RECORDS:
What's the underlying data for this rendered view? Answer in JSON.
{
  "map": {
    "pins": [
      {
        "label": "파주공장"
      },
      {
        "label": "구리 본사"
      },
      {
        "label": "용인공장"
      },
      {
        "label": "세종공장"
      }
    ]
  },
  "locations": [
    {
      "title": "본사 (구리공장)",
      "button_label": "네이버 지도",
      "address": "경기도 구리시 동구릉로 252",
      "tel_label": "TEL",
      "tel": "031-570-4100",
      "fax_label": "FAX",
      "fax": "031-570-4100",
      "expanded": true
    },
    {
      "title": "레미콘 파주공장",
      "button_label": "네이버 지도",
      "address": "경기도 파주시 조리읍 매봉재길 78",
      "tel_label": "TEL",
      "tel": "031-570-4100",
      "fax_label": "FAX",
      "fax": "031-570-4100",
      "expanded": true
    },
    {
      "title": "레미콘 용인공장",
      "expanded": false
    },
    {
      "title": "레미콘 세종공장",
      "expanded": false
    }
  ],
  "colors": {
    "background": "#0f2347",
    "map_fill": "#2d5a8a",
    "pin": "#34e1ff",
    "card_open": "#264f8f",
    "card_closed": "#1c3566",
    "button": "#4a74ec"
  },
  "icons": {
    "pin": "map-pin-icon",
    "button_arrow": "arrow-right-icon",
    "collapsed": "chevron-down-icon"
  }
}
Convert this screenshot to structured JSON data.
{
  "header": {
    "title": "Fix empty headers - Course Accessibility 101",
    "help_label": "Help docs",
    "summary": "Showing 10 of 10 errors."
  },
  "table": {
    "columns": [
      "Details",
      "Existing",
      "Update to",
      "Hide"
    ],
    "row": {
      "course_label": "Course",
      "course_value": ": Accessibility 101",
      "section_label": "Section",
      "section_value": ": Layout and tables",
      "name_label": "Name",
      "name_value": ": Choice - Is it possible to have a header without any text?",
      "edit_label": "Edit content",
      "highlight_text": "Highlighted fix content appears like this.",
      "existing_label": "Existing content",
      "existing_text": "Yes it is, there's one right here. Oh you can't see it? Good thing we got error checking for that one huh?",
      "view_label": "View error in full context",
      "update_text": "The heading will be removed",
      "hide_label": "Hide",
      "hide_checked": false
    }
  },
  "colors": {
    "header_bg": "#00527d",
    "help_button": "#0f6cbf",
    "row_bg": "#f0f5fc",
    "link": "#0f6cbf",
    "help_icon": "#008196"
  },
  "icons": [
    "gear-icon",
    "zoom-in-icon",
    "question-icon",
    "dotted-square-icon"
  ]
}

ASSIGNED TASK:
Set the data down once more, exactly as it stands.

OUTPUT OF THE TASK:
What's the underlying data for this rendered view? Answer in JSON.
{
  "map": {
    "pins": [
      {
        "label": "파주공장"
      },
      {
        "label": "구리 본사"
      },
      {
        "label": "용인공장"
      },
      {
        "label": "세종공장"
      }
    ]
  },
  "locations": [
    {
      "title": "본사 (구리공장)",
      "button_label": "네이버 지도",
      "address": "경기도 구리시 동구릉로 252",
      "tel_label": "TEL",
      "tel": "031-570-4100",
      "fax_label": "FAX",
      "fax": "031-570-4100",
      "expanded": true
    },
    {
      "title": "레미콘 파주공장",
      "button_label": "네이버 지도",
      "address": "경기도 파주시 조리읍 매봉재길 78",
      "tel_label": "TEL",
      "tel": "031-570-4100",
      "fax_label": "FAX",
      "fax": "031-570-4100",
      "expanded": true
    },
    {
      "title": "레미콘 용인공장",
      "expanded": false
    },
    {
      "title": "레미콘 세종공장",
      "expanded": false
    }
  ],
  "colors": {
    "background": "#0f2347",
    "map_fill": "#2d5a8a",
    "pin": "#34e1ff",
    "card_open": "#264f8f",
    "card_closed": "#1c3566",
    "button": "#4a74ec"
  },
  "icons": {
    "pin": "map-pin-icon",
    "button_arrow": "arrow-right-icon",
    "collapsed": "chevron-down-icon"
  }
}
Convert this screenshot to structured JSON data.
{
  "header": {
    "title": "Fix empty headers - Course Accessibility 101",
    "help_label": "Help docs",
    "summary": "Showing 10 of 10 errors."
  },
  "table": {
    "columns": [
      "Details",
      "Existing",
      "Update to",
      "Hide"
    ],
    "row": {
      "course_label": "Course",
      "course_value": ": Accessibility 101",
      "section_label": "Section",
      "section_value": ": Layout and tables",
      "name_label": "Name",
      "name_value": ": Choice - Is it possible to have a header without any text?",
      "edit_label": "Edit content",
      "highlight_text": "Highlighted fix content appears like this.",
      "existing_label": "Existing content",
      "existing_text": "Yes it is, there's one right here. Oh you can't see it? Good thing we got error checking for that one huh?",
      "view_label": "View error in full context",
      "update_text": "The heading will be removed",
      "hide_label": "Hide",
      "hide_checked": false
    }
  },
  "colors": {
    "header_bg": "#00527d",
    "help_button": "#0f6cbf",
    "row_bg": "#f0f5fc",
    "link": "#0f6cbf",
    "help_icon": "#008196"
  },
  "icons": [
    "gear-icon",
    "zoom-in-icon",
    "question-icon",
    "dotted-square-icon"
  ]
}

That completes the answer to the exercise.